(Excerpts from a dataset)
----------------
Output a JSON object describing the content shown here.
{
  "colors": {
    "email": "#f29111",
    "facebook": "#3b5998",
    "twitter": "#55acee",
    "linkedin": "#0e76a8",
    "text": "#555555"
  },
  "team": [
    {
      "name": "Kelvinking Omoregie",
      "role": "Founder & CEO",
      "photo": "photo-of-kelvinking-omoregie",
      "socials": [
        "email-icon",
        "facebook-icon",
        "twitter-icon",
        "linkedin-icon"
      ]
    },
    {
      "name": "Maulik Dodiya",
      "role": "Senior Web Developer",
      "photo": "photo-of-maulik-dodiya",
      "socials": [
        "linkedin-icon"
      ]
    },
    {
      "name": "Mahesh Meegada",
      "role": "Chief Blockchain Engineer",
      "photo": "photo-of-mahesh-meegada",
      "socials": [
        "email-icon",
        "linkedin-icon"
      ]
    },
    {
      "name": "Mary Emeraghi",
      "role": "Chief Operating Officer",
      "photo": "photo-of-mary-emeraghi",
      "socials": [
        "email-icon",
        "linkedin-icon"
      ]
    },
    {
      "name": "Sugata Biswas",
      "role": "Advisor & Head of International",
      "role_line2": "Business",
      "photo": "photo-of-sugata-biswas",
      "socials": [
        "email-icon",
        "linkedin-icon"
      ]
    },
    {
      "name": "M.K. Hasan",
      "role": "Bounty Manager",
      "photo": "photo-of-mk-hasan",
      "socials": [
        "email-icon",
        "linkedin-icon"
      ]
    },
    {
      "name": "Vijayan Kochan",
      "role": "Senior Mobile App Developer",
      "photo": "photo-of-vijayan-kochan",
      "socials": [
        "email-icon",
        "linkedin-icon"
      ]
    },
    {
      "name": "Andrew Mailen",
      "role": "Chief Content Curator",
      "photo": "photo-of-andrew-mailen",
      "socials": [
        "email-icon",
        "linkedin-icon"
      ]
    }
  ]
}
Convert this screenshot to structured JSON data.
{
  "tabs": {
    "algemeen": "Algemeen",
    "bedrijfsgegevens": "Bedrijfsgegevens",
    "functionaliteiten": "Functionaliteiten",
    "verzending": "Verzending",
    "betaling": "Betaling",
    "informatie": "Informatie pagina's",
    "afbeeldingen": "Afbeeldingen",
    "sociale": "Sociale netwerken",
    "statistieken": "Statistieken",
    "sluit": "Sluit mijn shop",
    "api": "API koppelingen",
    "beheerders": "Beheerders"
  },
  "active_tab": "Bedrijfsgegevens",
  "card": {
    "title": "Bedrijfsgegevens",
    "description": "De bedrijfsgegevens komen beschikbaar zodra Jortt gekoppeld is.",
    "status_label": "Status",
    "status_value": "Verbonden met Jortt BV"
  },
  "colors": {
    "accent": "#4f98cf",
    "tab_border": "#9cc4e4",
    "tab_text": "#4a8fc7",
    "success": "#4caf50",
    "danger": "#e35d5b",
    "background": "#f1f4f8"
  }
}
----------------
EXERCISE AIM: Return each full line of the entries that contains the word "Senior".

WORKED SOLUTION:
      "role": "Senior Web Developer",
      "role": "Senior Mobile App Developer",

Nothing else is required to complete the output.